Here is the only reference game I was able to find where both players had a rating over 2500 and reached the same position that I did after 6.O-O.
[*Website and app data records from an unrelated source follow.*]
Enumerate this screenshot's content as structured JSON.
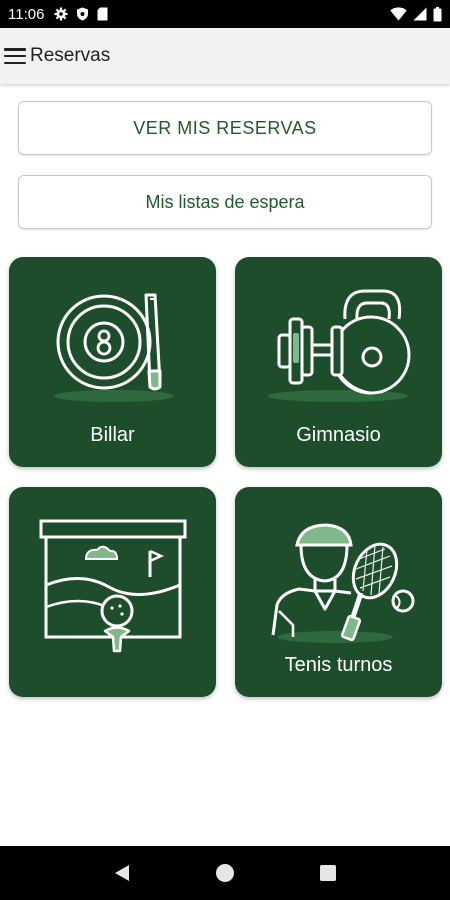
{
  "status_bar": {
    "time": "11:06",
    "icons": [
      "gear-icon",
      "shield-icon",
      "sim-icon"
    ],
    "right_icons": [
      "wifi-icon",
      "signal-icon",
      "battery-icon"
    ]
  },
  "app_bar": {
    "title": "Reservas",
    "menu_icon": "hamburger-menu-icon"
  },
  "buttons": {
    "my_reservations": "VER MIS RESERVAS",
    "waiting_lists": "Mis listas de espera"
  },
  "tiles": [
    {
      "label": "Billar",
      "icon": "billiard-icon"
    },
    {
      "label": "Gimnasio",
      "icon": "gym-icon"
    },
    {
      "label": "",
      "icon": "golf-simulator-icon"
    },
    {
      "label": "Tenis turnos",
      "icon": "tennis-player-icon"
    }
  ],
  "colors": {
    "tile_bg": "#1d4d2b",
    "accent_text": "#1e5a2d",
    "illustration_light": "#7fb98a",
    "illustration_shadow": "#2f6a3e"
  },
  "nav_bar": {
    "buttons": [
      "back-icon",
      "home-icon",
      "recents-icon"
    ]
  }
}
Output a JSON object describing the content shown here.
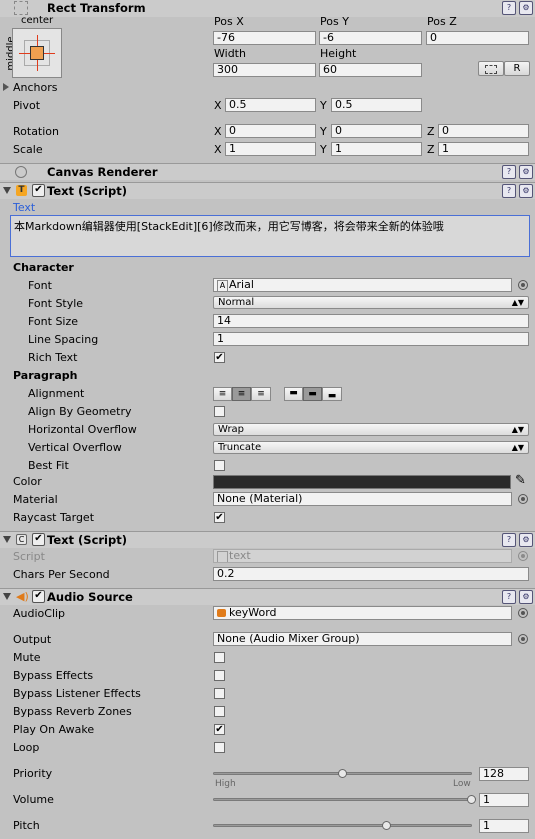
{
  "rect_transform": {
    "title": "Rect Transform",
    "anchor_h": "center",
    "anchor_v": "middle",
    "pos_x_label": "Pos X",
    "pos_y_label": "Pos Y",
    "pos_z_label": "Pos Z",
    "pos_x": "-76",
    "pos_y": "-6",
    "pos_z": "0",
    "width_label": "Width",
    "height_label": "Height",
    "width": "300",
    "height": "60",
    "blueprint_btn": "",
    "raw_btn": "R",
    "anchors_label": "Anchors",
    "pivot_label": "Pivot",
    "pivot_x": "0.5",
    "pivot_y": "0.5",
    "rotation_label": "Rotation",
    "rot_x": "0",
    "rot_y": "0",
    "rot_z": "0",
    "scale_label": "Scale",
    "scale_x": "1",
    "scale_y": "1",
    "scale_z": "1",
    "x": "X",
    "y": "Y",
    "z": "Z"
  },
  "canvas_renderer": {
    "title": "Canvas Renderer"
  },
  "text_script": {
    "title": "Text (Script)",
    "text_label": "Text",
    "text_value": "本Markdown编辑器使用[StackEdit][6]修改而来，用它写博客，将会带来全新的体验哦",
    "character_label": "Character",
    "font_label": "Font",
    "font_value": "Arial",
    "font_style_label": "Font Style",
    "font_style_value": "Normal",
    "font_size_label": "Font Size",
    "font_size_value": "14",
    "line_spacing_label": "Line Spacing",
    "line_spacing_value": "1",
    "rich_text_label": "Rich Text",
    "rich_text": true,
    "paragraph_label": "Paragraph",
    "alignment_label": "Alignment",
    "align_by_geometry_label": "Align By Geometry",
    "align_by_geometry": false,
    "horizontal_overflow_label": "Horizontal Overflow",
    "horizontal_overflow_value": "Wrap",
    "vertical_overflow_label": "Vertical Overflow",
    "vertical_overflow_value": "Truncate",
    "best_fit_label": "Best Fit",
    "best_fit": false,
    "color_label": "Color",
    "color_value": "#2a2a2a",
    "material_label": "Material",
    "material_value": "None (Material)",
    "raycast_label": "Raycast Target",
    "raycast": true
  },
  "typewriter_script": {
    "title": "Text (Script)",
    "script_label": "Script",
    "script_value": "text",
    "chars_label": "Chars Per Second",
    "chars_value": "0.2"
  },
  "audio_source": {
    "title": "Audio Source",
    "clip_label": "AudioClip",
    "clip_value": "keyWord",
    "output_label": "Output",
    "output_value": "None (Audio Mixer Group)",
    "mute_label": "Mute",
    "mute": false,
    "bypass_effects_label": "Bypass Effects",
    "bypass_effects": false,
    "bypass_listener_label": "Bypass Listener Effects",
    "bypass_listener": false,
    "bypass_reverb_label": "Bypass Reverb Zones",
    "bypass_reverb": false,
    "play_on_awake_label": "Play On Awake",
    "play_on_awake": true,
    "loop_label": "Loop",
    "loop": false,
    "priority_label": "Priority",
    "priority_value": "128",
    "priority_fraction": 0.5,
    "priority_high": "High",
    "priority_low": "Low",
    "volume_label": "Volume",
    "volume_value": "1",
    "volume_fraction": 1.0,
    "pitch_label": "Pitch",
    "pitch_value": "1",
    "pitch_fraction": 0.67
  },
  "icons": [
    "settings-icon",
    "help-icon",
    "rect-transform-icon",
    "canvas-renderer-icon",
    "text-icon",
    "script-icon",
    "audio-source-icon",
    "object-picker-icon",
    "eyedropper-icon"
  ]
}
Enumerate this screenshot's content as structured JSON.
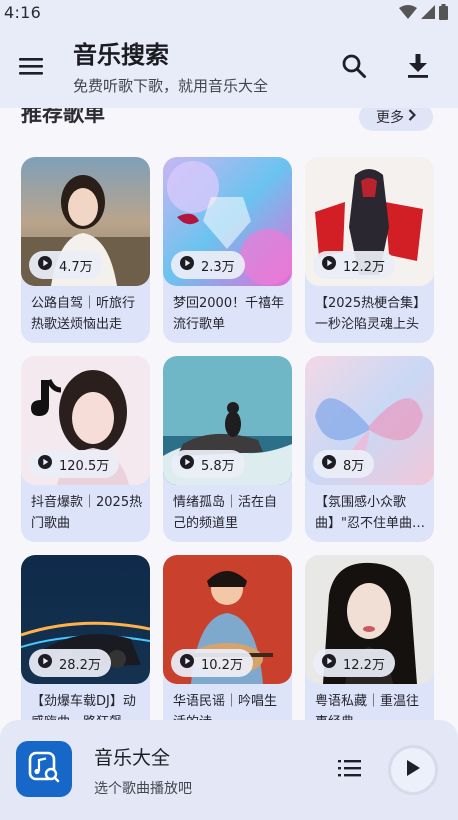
{
  "status_bar": {
    "time": "4:16",
    "icons": [
      "wifi-icon",
      "signal-icon",
      "battery-icon"
    ]
  },
  "header": {
    "title": "音乐搜索",
    "subtitle": "免费听歌下歌，就用音乐大全",
    "icons": [
      "menu-icon",
      "search-icon",
      "download-icon"
    ]
  },
  "section": {
    "title": "推荐歌单",
    "more_label": "更多"
  },
  "playlists": [
    {
      "title": "公路自驾｜听旅行热歌送烦恼出走",
      "plays": "4.7万"
    },
    {
      "title": "梦回2000！千禧年流行歌单",
      "plays": "2.3万"
    },
    {
      "title": "【2025热梗合集】一秒沦陷灵魂上头",
      "plays": "12.2万"
    },
    {
      "title": "抖音爆款｜2025热门歌曲",
      "plays": "120.5万"
    },
    {
      "title": "情绪孤岛｜活在自己的频道里",
      "plays": "5.8万"
    },
    {
      "title": "【氛围感小众歌曲】\"忍不住单曲循环\"",
      "plays": "8万"
    },
    {
      "title": "【劲爆车载DJ】动感嗨曲一路狂飙",
      "plays": "28.2万"
    },
    {
      "title": "华语民谣｜吟唱生活的诗",
      "plays": "10.2万"
    },
    {
      "title": "粤语私藏｜重温往事经典",
      "plays": "12.2万"
    }
  ],
  "player": {
    "title": "音乐大全",
    "subtitle": "选个歌曲播放吧",
    "icons": [
      "music-search-icon",
      "playlist-icon",
      "play-icon"
    ]
  },
  "colors": {
    "app_bar_bg": "#e8ecf8",
    "card_bg": "#dde3f9",
    "player_bg": "#e4e8f6",
    "accent": "#1667c7"
  }
}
[Event "Wch Blitz"] [Site "Riadh"] [Date "2017.12.30"] [Round "20"] [White "Adhiban, Baskaran"] [Black "Eljanov, Pavel"] [Result "1-0"] [ECO "A03"] [WhiteElo "2655"] [BlackElo "2711"] [PlyCount "61"] [EventDate "2017.12.29"] [EventType "swiss (blitz)"] [EventRounds "21"] [EventCountry "SAU"] [SourceTitle "Mega2018 Update 11"] [Source "Chessbase"] [SourceDate "2018.01.05"] 1. f4 d5 2. Nf3 g6 3. e3 Bg7 4. Be2 c5 5. O-O Nc6 6. d3 Nf6 7. Ne5 Qc7 8. Nxc6 bxc6 9. Nc3 O-O 10. e4 Ba6 11. Kh1 c4 12. Qe1 cxd3 13. cxd3 e6 14. Be3 Rfd8 15. Bg1 d4 16. Na4 Bb5 17. Nc5 Qb6 18. b4 a5 19. a4 axb4 20. Nxe6 fxe6 21. Qxb4 Qa5 22. Qxa5 Rxa5 23. axb5 Rxa1 24. Rxa1 cxb5 25. Rb1 Nh5 26. Bxh5 gxh5 27. Rxb5 Rc8 28. Rxh5 Rc1 29. g4 Rd1 30. Rh3 Rd2 31. e5 1-0